The consensus seems to be that this is a film that will introduce her to American audiences, which could mean Hollywood may come calling, which could further mean that we’ll see more of her work, whether as actress, writer or director.

IFC Films picked it up last fall, released it in the spring.



3 – The film, titled A Beautiful Soul, comes from producer/writer/director Jeff Byrd, and is described as an urban contemporary re-telling of It’s a Wonderful Life.

Here’s a synopsis for the film:

R&B superstar Andre Stephens (Deitrick Haddon) is on top of the world. He has success, fame, and fortune but spiritually he has lost his way. However, his “perfect” world is shattered when his entourage is brutally attacked, leaving Andre and his best friend Chris Johnson (Robert Ri’chard) clinging to life. As his very existence hangs in the balance, Andre goes on a spiritual journey in a place that is neither on Earth nor in Heaven where he is given an opportunity to reevaluate his life, his faith and discover a beautiful soul.

The drama boasts a cast that includes veterans like Harry Lennix and Vanessa Bell Calloway, and stars Deitrick Haddon. Rounding out the cast are Golden Brooks, LesLey-ann Brandt, Robert Ri’chardBarry FloydTrevor Jackson, John Salley and Bishop Noel Jones.

The film had a very limited theatrical run last year, grossing just over $54,000 (according to Box Office Mojo).

Here the trailer:


4 – This one’s a TV series. It’s the hour-long drama that Jennifer Lopez produced for ABC Family that centers on a lesbian couple who suddenly have their already child-heavy household, turned upside down when a wayward teenage girl moves in.

Sherri Saum (above, Rescue Me) and Teri Polo (The West Wing) play the lesbian couple.

Titled The Fosters, after airing 10 episodes successfully this summer, ABC Family ordered another 10 episodes which will run in January 2014.

Here’s the official description:

“The Fosters” tells the story of Stef and Lena Foster, a mixed race couple who are raising a biological son, along with several adopted children.

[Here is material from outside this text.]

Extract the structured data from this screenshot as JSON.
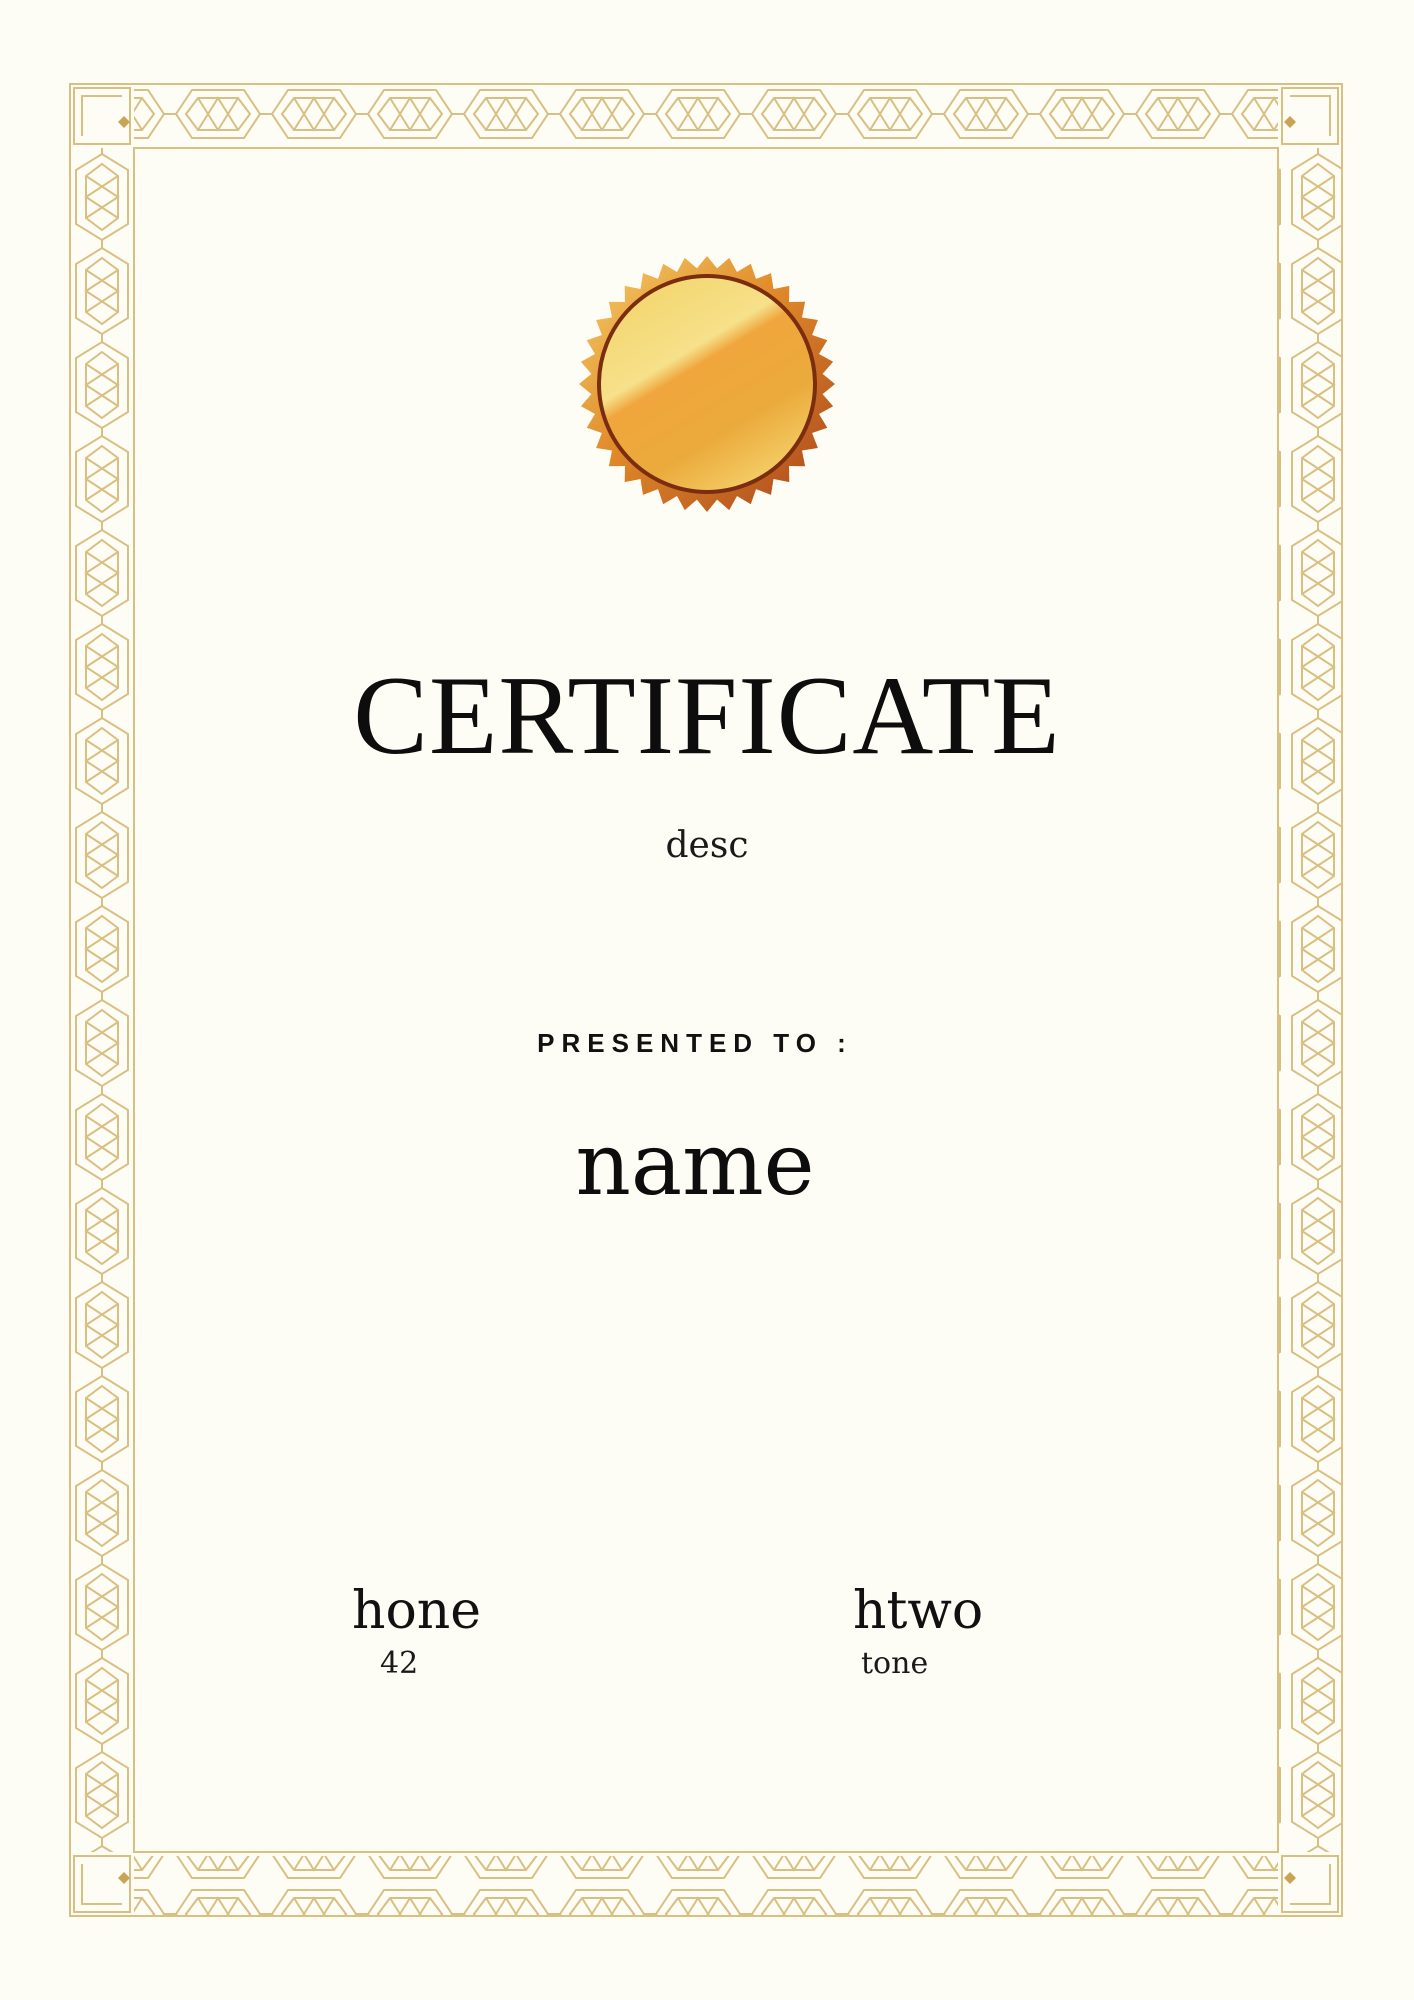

When Lena decides to take in Callie, a troubled teen with an abusive past, Callie’s disruptive ways threaten to turn the Fosters lives upside down.

Polo portrays Stef Foster, described as a tough but kind police officer who is not eager to add to their already large brood, but soon realizes her family may be Callie’s best hope for a better life. Saum plays Lena Foster, described as an altruistic school principal, who is determined to save as many kids as she can and agrees to take in Callie without Stef’s knowledge.

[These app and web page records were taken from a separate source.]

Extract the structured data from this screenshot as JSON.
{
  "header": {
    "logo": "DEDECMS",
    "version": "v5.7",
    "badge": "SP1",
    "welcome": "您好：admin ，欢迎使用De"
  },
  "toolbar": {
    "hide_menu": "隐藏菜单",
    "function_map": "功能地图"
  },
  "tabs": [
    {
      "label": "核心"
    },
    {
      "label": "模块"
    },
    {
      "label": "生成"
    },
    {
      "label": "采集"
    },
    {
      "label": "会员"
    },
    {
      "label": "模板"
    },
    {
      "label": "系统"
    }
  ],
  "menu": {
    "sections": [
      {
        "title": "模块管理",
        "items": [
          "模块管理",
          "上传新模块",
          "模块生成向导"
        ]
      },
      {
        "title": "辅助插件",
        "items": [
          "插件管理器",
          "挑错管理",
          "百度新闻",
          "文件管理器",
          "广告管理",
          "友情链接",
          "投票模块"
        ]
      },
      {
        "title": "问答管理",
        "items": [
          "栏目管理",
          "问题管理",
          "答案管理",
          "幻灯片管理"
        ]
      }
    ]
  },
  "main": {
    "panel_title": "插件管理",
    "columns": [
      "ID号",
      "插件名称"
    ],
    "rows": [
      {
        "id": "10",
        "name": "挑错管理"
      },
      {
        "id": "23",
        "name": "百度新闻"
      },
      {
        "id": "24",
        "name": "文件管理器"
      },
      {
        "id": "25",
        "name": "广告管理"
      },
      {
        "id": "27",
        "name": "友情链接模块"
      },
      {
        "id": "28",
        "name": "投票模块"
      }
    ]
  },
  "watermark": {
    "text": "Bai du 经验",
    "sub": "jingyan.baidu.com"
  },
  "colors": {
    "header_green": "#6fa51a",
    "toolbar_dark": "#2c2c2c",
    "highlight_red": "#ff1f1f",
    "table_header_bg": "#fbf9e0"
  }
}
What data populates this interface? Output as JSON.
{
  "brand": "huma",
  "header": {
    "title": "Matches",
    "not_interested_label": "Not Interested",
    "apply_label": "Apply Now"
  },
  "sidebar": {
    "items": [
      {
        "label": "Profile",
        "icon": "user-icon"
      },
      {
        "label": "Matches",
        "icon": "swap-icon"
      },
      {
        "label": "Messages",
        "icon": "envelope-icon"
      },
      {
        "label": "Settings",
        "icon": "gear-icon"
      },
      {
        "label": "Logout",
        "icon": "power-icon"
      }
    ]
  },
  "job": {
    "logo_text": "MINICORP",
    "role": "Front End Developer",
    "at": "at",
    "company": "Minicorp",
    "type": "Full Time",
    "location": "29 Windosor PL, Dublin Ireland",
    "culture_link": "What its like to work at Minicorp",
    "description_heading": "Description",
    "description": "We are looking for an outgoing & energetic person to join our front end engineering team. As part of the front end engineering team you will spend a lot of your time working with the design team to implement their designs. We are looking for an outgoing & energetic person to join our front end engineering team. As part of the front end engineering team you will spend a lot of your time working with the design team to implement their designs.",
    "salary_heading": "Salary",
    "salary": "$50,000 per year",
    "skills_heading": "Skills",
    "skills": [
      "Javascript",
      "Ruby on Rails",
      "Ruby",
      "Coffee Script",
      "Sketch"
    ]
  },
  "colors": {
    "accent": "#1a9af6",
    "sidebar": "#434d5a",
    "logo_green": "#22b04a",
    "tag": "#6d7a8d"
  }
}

Season 1 is already streaming on Netflix right now!

null5 – A film from New Zealander, Taiki Waititi, which premiered at the Sundance Film Festival in 2010, is now finally available Stateside, on DVD and Blu-ray, and now streaming on Netflix.

The longer story goes… it’s 1984, and Michael Jackson is king – even in Waihau Bay, New Zealand. Here we meet Boy (yes, that’s what he’s called) an 11-year-old who lives on a farm with his gran, a goat, and his younger brother, Rocky (who thinks he has magic powers). Shortly after gran leaves for a week, Boy’s father, Alamein, appears out of the blue. Having imagined a heroic version of his father during his absence, Boy comes face to face with the real version – an incompetent hoodlum who has returned to find a bag of money he buried years before. This is where the goat enters… oh, and did I mention there’s a Michael Jackson sub-plot…
It’s a whimsical coming of age story that’s recommended.

In addition to the Sundance Film Festival, the film won the Audience Award at the Sydney Film Festival, won the Audience Award at AFI Fest, and won the Grand Prix-Best Feature Film, Generation K Plus at the Berlin International Film Festival.

Check out the trailer below: